Oregon's out for its first Final Four since 1939, but Kansas is red-hot heading into the regional final
Oregon won the first NCAA Tournament championship in 1939. The Ducks have not been back to the semifinal round since then, but seek to remedy that drought Saturday in the Midwest Region final. In their way stands arguably the hottest team in the nation right now, the Kansas Jayhawks.
While Oregon eked out last-minute wins over Rhode Island and Michigan in the last two rounds, Kansas used huge runs to blowout Michigan State and Purdue. The Jayhawks looked like the best team in college basketball in those wins, combining stifling defense with explosive offense.
In Oregon, however, Kansas faces the most talented team it's seen in this postseason – and arguably the most versatile bunch the Jayhawks will face all season long. The Ducks play great defense and can score in their own right, which should make for an intriguing Elite Eight showdown.
Midwest Region: No. 3 Oregon Ducks (32-5) vs. No. 1 Kansas Jayhawks (31-4)
When: 8:49 p.m. ET (Saturday)
Where: Sprint Center (Kansas City, Mo.)
Line: Kansas -6.5
Keys for Oregon
In all three of its NCAA Tournament wins, Oregon went on lulls. One such period of stagnation against Iona allowed the Gaels to shoot their way back into competition. Rhode Island used a Duck vacation to build a sizable lead, which Oregon had to rally to overcome. Against Michigan in the Sweet 16, the Ducks missed an opportunity to build an insurmountable early, despite the Wolverines' offensive woes.
Should Oregon have another period of ineffective offense and halfhearted defense, there won't be any recovery. As the Jayhawks proved against Michigan State and Purdue, turning close games into one-sided routs over just a few minutes, Kansas is uniquely adept at exploiting any downturns in productive.

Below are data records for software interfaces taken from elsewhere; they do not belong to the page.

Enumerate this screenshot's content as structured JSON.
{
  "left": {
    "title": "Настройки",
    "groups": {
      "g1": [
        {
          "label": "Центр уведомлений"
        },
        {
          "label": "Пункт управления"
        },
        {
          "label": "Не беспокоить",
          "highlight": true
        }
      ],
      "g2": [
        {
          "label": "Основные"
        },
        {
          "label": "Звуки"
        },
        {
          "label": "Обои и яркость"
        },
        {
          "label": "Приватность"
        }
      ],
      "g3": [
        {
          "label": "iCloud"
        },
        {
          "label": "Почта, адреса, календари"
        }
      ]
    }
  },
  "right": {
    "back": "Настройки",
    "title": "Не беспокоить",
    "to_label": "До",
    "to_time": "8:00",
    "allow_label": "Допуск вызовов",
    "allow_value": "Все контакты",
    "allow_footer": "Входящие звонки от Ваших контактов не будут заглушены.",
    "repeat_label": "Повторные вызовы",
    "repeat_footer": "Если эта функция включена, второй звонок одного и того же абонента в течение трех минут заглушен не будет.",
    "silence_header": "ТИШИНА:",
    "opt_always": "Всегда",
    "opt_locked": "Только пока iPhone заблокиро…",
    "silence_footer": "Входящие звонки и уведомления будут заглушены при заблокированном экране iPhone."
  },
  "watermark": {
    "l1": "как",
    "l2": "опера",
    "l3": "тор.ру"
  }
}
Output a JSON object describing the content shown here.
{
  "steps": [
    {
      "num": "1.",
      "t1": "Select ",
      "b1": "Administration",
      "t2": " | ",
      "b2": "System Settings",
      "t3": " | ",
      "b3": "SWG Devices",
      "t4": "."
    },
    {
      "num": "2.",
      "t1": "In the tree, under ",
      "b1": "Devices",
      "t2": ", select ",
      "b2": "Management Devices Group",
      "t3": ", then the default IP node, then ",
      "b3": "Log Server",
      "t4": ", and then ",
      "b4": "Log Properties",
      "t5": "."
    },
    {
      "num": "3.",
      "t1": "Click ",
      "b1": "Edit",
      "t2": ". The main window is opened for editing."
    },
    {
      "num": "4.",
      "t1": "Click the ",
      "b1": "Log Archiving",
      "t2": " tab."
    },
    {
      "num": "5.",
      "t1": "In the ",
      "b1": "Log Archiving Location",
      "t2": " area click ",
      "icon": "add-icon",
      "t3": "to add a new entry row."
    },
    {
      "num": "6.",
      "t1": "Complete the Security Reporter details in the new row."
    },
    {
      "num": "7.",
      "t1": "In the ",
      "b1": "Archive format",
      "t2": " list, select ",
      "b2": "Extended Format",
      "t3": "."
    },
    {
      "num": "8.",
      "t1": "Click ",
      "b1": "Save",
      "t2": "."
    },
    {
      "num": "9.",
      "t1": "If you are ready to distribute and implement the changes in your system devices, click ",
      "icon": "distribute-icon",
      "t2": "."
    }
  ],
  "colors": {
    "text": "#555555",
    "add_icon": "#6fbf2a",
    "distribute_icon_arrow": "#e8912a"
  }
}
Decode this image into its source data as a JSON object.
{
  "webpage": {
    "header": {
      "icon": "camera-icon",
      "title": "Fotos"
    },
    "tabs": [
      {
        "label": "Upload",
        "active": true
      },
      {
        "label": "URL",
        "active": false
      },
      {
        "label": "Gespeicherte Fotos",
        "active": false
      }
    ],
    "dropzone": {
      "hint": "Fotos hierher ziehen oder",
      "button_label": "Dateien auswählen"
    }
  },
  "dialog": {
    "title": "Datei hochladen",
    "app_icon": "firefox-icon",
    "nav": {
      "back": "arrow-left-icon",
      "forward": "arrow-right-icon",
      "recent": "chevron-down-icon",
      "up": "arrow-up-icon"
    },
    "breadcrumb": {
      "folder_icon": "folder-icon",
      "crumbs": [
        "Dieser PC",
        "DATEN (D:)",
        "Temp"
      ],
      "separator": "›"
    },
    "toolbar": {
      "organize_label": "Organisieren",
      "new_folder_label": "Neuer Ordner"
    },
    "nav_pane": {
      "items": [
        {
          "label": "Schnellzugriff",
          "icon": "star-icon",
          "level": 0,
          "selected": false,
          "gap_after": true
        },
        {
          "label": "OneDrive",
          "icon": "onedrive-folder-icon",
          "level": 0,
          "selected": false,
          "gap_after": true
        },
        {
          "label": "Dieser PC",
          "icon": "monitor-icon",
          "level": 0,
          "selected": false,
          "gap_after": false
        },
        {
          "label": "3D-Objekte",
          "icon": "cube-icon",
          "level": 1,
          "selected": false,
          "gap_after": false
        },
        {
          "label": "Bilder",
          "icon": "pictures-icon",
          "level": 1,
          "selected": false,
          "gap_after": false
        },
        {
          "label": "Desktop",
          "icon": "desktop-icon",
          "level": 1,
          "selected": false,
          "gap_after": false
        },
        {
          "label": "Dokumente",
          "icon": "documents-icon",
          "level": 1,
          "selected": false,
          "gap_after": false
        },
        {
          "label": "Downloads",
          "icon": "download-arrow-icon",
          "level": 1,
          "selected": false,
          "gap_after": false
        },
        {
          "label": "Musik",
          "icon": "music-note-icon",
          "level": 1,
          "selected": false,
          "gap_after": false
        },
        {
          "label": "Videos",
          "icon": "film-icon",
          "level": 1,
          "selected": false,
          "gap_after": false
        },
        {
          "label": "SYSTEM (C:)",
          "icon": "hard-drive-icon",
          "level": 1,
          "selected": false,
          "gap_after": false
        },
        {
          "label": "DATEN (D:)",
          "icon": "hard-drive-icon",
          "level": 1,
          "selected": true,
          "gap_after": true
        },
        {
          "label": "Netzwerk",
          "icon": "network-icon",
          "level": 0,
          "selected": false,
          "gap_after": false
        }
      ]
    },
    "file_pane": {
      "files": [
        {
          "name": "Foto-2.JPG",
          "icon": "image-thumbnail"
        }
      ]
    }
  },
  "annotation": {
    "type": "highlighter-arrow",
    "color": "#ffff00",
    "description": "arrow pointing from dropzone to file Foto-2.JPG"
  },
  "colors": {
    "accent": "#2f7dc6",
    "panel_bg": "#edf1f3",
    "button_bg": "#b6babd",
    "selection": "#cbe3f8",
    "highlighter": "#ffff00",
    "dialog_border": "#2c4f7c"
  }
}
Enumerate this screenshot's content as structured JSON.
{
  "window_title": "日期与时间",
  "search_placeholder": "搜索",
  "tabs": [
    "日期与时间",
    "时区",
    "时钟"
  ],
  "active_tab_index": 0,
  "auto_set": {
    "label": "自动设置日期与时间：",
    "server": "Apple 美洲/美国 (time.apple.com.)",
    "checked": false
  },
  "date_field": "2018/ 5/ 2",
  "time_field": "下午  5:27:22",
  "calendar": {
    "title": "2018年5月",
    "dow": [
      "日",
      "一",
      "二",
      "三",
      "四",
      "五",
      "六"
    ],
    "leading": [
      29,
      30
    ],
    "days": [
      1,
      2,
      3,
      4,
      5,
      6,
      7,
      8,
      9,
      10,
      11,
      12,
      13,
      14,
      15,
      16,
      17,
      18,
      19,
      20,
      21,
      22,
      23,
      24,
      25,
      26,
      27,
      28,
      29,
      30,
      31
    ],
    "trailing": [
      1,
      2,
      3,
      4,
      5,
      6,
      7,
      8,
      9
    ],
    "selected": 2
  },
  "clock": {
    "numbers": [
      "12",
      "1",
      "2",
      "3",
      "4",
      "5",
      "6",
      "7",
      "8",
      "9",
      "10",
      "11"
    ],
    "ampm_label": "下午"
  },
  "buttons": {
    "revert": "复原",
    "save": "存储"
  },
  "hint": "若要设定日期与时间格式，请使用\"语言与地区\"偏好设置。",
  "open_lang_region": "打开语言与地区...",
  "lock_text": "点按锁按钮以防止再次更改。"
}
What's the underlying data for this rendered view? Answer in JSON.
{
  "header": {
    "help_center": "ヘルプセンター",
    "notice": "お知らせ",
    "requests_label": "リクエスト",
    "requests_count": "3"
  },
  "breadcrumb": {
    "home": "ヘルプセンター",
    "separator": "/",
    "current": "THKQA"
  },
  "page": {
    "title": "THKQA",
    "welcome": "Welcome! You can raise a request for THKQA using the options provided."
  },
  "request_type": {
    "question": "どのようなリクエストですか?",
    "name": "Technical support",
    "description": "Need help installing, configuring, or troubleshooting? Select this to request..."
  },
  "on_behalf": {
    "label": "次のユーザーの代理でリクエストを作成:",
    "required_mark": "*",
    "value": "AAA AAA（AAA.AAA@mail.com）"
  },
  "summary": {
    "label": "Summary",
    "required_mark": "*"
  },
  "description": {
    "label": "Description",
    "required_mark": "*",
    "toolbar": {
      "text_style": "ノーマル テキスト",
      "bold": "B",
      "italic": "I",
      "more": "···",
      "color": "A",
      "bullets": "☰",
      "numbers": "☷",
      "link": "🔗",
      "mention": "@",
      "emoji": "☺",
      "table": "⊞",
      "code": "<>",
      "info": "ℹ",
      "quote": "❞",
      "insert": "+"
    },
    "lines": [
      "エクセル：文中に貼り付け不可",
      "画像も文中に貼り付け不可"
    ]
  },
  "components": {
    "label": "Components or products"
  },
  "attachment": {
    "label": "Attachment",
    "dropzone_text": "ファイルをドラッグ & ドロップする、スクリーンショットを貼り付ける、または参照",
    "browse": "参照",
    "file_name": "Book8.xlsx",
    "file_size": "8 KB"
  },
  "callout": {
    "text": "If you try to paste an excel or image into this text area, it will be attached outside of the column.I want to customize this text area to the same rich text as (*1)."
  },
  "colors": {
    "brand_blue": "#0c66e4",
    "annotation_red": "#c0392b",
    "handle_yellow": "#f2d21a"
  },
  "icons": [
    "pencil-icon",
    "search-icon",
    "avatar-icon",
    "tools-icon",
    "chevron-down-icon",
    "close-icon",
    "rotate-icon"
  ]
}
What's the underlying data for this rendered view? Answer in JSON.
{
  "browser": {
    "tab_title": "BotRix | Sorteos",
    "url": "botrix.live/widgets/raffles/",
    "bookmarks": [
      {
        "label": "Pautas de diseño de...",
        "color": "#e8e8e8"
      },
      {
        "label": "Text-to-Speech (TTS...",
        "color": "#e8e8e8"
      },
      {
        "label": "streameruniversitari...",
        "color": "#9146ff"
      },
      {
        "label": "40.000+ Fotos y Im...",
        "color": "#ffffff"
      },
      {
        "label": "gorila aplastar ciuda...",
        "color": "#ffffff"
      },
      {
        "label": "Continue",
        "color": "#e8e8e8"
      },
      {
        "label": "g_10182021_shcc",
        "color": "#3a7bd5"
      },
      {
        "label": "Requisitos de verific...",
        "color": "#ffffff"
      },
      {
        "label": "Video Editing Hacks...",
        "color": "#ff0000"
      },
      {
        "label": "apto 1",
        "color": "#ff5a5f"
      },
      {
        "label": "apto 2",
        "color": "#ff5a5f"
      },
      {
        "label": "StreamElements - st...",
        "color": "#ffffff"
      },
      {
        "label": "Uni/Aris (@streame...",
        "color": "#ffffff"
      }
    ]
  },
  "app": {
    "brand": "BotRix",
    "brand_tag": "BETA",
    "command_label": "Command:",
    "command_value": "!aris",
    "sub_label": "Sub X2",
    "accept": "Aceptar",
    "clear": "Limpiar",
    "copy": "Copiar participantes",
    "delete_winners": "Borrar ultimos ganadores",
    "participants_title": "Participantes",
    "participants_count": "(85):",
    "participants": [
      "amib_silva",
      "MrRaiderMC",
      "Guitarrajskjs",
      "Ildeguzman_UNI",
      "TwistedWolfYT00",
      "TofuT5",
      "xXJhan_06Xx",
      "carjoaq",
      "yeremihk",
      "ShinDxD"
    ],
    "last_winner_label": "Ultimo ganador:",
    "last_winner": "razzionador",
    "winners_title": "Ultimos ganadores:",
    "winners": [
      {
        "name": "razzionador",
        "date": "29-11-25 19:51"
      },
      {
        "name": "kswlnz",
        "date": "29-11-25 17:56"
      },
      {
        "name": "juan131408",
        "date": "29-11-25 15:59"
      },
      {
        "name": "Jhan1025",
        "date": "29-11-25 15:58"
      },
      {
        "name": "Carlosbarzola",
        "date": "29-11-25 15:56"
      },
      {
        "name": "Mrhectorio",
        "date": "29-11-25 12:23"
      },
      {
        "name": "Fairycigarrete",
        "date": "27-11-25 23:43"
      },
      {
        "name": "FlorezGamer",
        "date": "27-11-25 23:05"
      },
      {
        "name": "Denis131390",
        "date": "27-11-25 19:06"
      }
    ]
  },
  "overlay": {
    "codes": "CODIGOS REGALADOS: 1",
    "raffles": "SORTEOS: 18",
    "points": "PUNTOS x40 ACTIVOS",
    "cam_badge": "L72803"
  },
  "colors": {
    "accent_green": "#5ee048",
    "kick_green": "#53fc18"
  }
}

Oregon's big three of Dillon Brooks, Tyler Dorsey and Jordan Bell have all come through offensively, with Bell and Dorsey in particular stepping up to a higher level this postseason. But the Ducks need offensive production from other sources like Dylan Ennis and Payton Pritchard. Oregon ranks as one of the most offensively efficient teams in college basketball, but the workload needs to spread out some in this Elite Eight showdown. That, in turn, can spread the Kansas defense out.
Those rare teams that have had success against Kansas this season, like Iowa State, did so with torrid offensive performances. The Jayhawks do not defend the 3-pointer particularly well, a weakness neither Michigan State nor Purdue was equipped to expolit. Dorsey's been red-hot in the postseason, connecting on nearly 70 percent of his attempts from deep, but Oregon needs to keep the Jayhawks honest on other players to free up the sharpshooter.
Keys for Kansas
Phenomenal freshman Josh Jackson has come up huge in the NCAA Tournament, but its veteran Frank Mason III who keys the prolific Jayhawk offense. Oregon head coach Dana Altman has a decision to make when it comes to defending Mason: Does he put talented Brooks on Mason, which leaves the smaller Pritchard or Casey Benson on someone like Devonte' Graham or Svi Mykhailiuk? Or, do the Ducks take their chances with Pritchard or Benson guarding Mason?
The matchup problems Mason creates dictates how Kansas can attack otherwise. It's likely Altman puts the remarkably athletic Bell on Jackson. Though Bell's primarily a post player, he's more than capable of guarding the perimeter. That puts the onus on Mason to create off the dribble. If he gets to the rim, the absence of injured Chris Boucher could loom large. Carlton Bragg and Landen Lucas could see more scoring opportunities as a direct result.
Should that draw Bell off Jackson, it will be time for the freshman to go to work.
Few teams in college basketball match Oregon's sheer versatility. Kansas doesn't match it, but takes the same look to a whole other level. The Jayhawks are clicking right now, playing with a kind of fire and employing an exciting brand that warrants comparisons to all-time greats like the 1990 UNLV Runnin' Rebels, or the 1994 Arkansas Razorbacks.
Other great Kansas teams have fallen short shy of the Final Four, but this team won't be one of them. Look for Bill Self to get back to the Final Four, with his best shot at a second championship.
Prediction: Kansas 82, Oregon 68